Graziano noted the initiative "could conceivably lead to a change in the league's attitude toward marijuana as a pain management treatment."
The program also includes a "comprehensive mental health and wellness committee and a joint pain management committee."
"I think there's been an increased recognition in the sports medicine community over the past couple of years of how important behavioral and mental health issues are today, especially with young people," said Dr. Allen Sills, the NFL's chief medical officer.
In April 2016, the Denver Post's Nicki Jhabvala spoke to former NFL veterans Eugene Monroe and Jake Plummer, who lobbied for the NFL to consider allowing the use of cannabidiol in pain management.
Bleacher Report's Tyler Dunne also interviewed 50 current players in January 2017 who said they had used Toradol in order to alleviate any pain they felt in order to suit up and play on Sundays. Dunne added some doctors at a 2011 traumatic brain injury symposium wondered whether players were potentially more at risk for concussions after Toradol because it is a blood-thinner.

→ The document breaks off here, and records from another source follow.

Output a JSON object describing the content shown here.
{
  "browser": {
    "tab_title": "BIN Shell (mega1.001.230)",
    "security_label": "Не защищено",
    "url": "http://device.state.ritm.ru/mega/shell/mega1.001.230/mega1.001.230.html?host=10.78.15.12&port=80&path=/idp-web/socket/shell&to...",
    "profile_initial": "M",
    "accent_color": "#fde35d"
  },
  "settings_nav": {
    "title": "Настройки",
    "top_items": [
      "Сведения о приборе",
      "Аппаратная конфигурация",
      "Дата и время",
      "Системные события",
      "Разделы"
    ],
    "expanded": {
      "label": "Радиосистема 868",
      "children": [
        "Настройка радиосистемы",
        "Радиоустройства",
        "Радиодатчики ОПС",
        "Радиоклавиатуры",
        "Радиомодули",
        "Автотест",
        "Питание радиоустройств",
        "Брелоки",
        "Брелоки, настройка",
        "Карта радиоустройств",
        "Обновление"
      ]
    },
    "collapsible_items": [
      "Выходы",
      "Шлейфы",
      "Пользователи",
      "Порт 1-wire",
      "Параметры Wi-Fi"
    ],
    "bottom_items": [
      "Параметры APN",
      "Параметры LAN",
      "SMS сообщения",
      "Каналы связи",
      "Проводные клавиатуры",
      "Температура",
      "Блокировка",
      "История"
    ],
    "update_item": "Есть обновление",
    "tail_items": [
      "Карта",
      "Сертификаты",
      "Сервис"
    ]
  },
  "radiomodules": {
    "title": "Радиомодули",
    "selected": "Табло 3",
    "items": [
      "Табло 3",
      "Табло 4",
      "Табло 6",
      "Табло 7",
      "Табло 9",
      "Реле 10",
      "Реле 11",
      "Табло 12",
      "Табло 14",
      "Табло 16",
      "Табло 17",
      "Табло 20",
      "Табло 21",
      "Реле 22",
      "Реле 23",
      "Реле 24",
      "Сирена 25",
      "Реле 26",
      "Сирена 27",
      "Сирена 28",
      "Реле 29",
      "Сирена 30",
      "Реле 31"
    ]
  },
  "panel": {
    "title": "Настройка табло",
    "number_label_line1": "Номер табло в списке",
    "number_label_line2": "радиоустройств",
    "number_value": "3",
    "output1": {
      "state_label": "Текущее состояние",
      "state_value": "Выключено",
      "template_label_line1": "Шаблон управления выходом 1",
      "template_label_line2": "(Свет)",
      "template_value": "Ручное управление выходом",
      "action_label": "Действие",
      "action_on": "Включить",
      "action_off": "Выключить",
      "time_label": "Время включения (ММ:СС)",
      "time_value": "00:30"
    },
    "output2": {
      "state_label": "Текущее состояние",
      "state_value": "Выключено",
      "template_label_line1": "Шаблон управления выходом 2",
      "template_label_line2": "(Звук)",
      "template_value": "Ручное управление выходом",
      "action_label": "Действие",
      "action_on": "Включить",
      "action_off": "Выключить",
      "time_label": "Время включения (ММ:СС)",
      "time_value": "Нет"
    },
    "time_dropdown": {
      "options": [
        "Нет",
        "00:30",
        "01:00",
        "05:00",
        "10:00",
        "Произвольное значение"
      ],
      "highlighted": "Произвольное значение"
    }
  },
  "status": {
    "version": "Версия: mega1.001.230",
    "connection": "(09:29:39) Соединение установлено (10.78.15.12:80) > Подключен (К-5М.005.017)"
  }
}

The NFL's handling of mental health issues has also come up in the wake of Martavis Bryant's indefinite suspension for multiple violations of the league's substance-abuse policy. Graziano reported May 6 that Bryant had appealed his suspension by arguing the NFL "was denying him access to proper treatment for his mental health." Doctors diagnosed Bryant with ADHD when he was in elementary school.